━━━ Dataset records ━━━

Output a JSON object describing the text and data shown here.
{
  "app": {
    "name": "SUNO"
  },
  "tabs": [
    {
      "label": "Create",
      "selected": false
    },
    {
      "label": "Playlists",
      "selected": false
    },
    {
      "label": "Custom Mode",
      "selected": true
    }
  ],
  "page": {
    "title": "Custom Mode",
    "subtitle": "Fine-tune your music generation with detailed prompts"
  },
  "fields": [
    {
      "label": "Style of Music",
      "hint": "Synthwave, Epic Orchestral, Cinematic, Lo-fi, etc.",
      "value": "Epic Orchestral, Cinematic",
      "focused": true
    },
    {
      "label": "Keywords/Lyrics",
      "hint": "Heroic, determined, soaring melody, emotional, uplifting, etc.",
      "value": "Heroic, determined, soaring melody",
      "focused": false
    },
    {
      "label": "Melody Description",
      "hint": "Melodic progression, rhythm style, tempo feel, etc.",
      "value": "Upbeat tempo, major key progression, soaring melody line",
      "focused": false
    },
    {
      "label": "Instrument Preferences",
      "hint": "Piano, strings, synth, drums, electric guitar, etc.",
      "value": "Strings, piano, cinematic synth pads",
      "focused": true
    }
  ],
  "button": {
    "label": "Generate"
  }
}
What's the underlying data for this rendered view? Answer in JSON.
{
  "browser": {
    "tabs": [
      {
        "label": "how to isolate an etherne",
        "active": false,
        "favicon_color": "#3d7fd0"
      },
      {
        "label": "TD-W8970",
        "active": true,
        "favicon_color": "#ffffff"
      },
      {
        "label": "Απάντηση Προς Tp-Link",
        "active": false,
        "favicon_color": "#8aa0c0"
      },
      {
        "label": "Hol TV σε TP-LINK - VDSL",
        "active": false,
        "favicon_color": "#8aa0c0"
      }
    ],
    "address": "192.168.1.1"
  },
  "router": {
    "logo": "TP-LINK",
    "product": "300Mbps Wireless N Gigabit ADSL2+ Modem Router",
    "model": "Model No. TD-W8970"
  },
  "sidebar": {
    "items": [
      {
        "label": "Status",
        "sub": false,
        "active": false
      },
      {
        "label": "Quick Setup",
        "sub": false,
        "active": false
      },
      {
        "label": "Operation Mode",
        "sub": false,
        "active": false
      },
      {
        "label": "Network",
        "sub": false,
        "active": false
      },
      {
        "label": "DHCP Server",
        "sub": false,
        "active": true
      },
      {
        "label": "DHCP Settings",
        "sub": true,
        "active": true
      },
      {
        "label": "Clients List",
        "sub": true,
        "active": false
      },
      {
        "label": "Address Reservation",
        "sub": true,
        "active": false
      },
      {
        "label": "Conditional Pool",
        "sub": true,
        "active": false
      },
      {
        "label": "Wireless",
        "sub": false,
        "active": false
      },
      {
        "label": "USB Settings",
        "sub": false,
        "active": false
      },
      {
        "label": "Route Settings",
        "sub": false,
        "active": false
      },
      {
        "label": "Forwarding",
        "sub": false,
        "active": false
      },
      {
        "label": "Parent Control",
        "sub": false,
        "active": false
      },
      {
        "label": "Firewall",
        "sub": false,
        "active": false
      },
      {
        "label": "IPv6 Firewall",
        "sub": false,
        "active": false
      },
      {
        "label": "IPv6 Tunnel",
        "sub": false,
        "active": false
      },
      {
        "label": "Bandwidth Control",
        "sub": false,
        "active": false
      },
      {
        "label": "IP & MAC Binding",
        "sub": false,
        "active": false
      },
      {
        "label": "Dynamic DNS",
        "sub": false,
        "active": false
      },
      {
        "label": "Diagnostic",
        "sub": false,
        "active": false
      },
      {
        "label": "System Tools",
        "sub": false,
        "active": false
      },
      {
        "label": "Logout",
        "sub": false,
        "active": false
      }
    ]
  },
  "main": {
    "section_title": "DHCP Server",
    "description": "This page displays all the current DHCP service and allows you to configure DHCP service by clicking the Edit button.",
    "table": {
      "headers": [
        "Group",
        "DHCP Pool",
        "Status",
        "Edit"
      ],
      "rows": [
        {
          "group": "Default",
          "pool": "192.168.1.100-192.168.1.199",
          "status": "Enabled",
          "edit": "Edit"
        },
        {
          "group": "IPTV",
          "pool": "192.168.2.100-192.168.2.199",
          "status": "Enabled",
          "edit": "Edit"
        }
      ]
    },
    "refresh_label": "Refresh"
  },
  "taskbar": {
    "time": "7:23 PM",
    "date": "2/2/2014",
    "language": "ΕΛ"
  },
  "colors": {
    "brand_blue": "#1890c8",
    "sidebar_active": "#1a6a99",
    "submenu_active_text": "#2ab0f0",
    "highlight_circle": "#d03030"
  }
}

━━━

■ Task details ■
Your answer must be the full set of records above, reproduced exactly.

■ Task solution ■
Output a JSON object describing the text and data shown here.
{
  "app": {
    "name": "SUNO"
  },
  "tabs": [
    {
      "label": "Create",
      "selected": false
    },
    {
      "label": "Playlists",
      "selected": false
    },
    {
      "label": "Custom Mode",
      "selected": true
    }
  ],
  "page": {
    "title": "Custom Mode",
    "subtitle": "Fine-tune your music generation with detailed prompts"
  },
  "fields": [
    {
      "label": "Style of Music",
      "hint": "Synthwave, Epic Orchestral, Cinematic, Lo-fi, etc.",
      "value": "Epic Orchestral, Cinematic",
      "focused": true
    },
    {
      "label": "Keywords/Lyrics",
      "hint": "Heroic, determined, soaring melody, emotional, uplifting, etc.",
      "value": "Heroic, determined, soaring melody",
      "focused": false
    },
    {
      "label": "Melody Description",
      "hint": "Melodic progression, rhythm style, tempo feel, etc.",
      "value": "Upbeat tempo, major key progression, soaring melody line",
      "focused": false
    },
    {
      "label": "Instrument Preferences",
      "hint": "Piano, strings, synth, drums, electric guitar, etc.",
      "value": "Strings, piano, cinematic synth pads",
      "focused": true
    }
  ],
  "button": {
    "label": "Generate"
  }
}
What's the underlying data for this rendered view? Answer in JSON.
{
  "browser": {
    "tabs": [
      {
        "label": "how to isolate an etherne",
        "active": false,
        "favicon_color": "#3d7fd0"
      },
      {
        "label": "TD-W8970",
        "active": true,
        "favicon_color": "#ffffff"
      },
      {
        "label": "Απάντηση Προς Tp-Link",
        "active": false,
        "favicon_color": "#8aa0c0"
      },
      {
        "label": "Hol TV σε TP-LINK - VDSL",
        "active": false,
        "favicon_color": "#8aa0c0"
      }
    ],
    "address": "192.168.1.1"
  },
  "router": {
    "logo": "TP-LINK",
    "product": "300Mbps Wireless N Gigabit ADSL2+ Modem Router",
    "model": "Model No. TD-W8970"
  },
  "sidebar": {
    "items": [
      {
        "label": "Status",
        "sub": false,
        "active": false
      },
      {
        "label": "Quick Setup",
        "sub": false,
        "active": false
      },
      {
        "label": "Operation Mode",
        "sub": false,
        "active": false
      },
      {
        "label": "Network",
        "sub": false,
        "active": false
      },
      {
        "label": "DHCP Server",
        "sub": false,
        "active": true
      },
      {
        "label": "DHCP Settings",
        "sub": true,
        "active": true
      },
      {
        "label": "Clients List",
        "sub": true,
        "active": false
      },
      {
        "label": "Address Reservation",
        "sub": true,
        "active": false
      },
      {
        "label": "Conditional Pool",
        "sub": true,
        "active": false
      },
      {
        "label": "Wireless",
        "sub": false,
        "active": false
      },
      {
        "label": "USB Settings",
        "sub": false,
        "active": false
      },
      {
        "label": "Route Settings",
        "sub": false,
        "active": false
      },
      {
        "label": "Forwarding",
        "sub": false,
        "active": false
      },
      {
        "label": "Parent Control",
        "sub": false,
        "active": false
      },
      {
        "label": "Firewall",
        "sub": false,
        "active": false
      },
      {
        "label": "IPv6 Firewall",
        "sub": false,
        "active": false
      },
      {
        "label": "IPv6 Tunnel",
        "sub": false,
        "active": false
      },
      {
        "label": "Bandwidth Control",
        "sub": false,
        "active": false
      },
      {
        "label": "IP & MAC Binding",
        "sub": false,
        "active": false
      },
      {
        "label": "Dynamic DNS",
        "sub": false,
        "active": false
      },
      {
        "label": "Diagnostic",
        "sub": false,
        "active": false
      },
      {
        "label": "System Tools",
        "sub": false,
        "active": false
      },
      {
        "label": "Logout",
        "sub": false,
        "active": false
      }
    ]
  },
  "main": {
    "section_title": "DHCP Server",
    "description": "This page displays all the current DHCP service and allows you to configure DHCP service by clicking the Edit button.",
    "table": {
      "headers": [
        "Group",
        "DHCP Pool",
        "Status",
        "Edit"
      ],
      "rows": [
        {
          "group": "Default",
          "pool": "192.168.1.100-192.168.1.199",
          "status": "Enabled",
          "edit": "Edit"
        },
        {
          "group": "IPTV",
          "pool": "192.168.2.100-192.168.2.199",
          "status": "Enabled",
          "edit": "Edit"
        }
      ]
    },
    "refresh_label": "Refresh"
  },
  "taskbar": {
    "time": "7:23 PM",
    "date": "2/2/2014",
    "language": "ΕΛ"
  },
  "colors": {
    "brand_blue": "#1890c8",
    "sidebar_active": "#1a6a99",
    "submenu_active_text": "#2ab0f0",
    "highlight_circle": "#d03030"
  }
}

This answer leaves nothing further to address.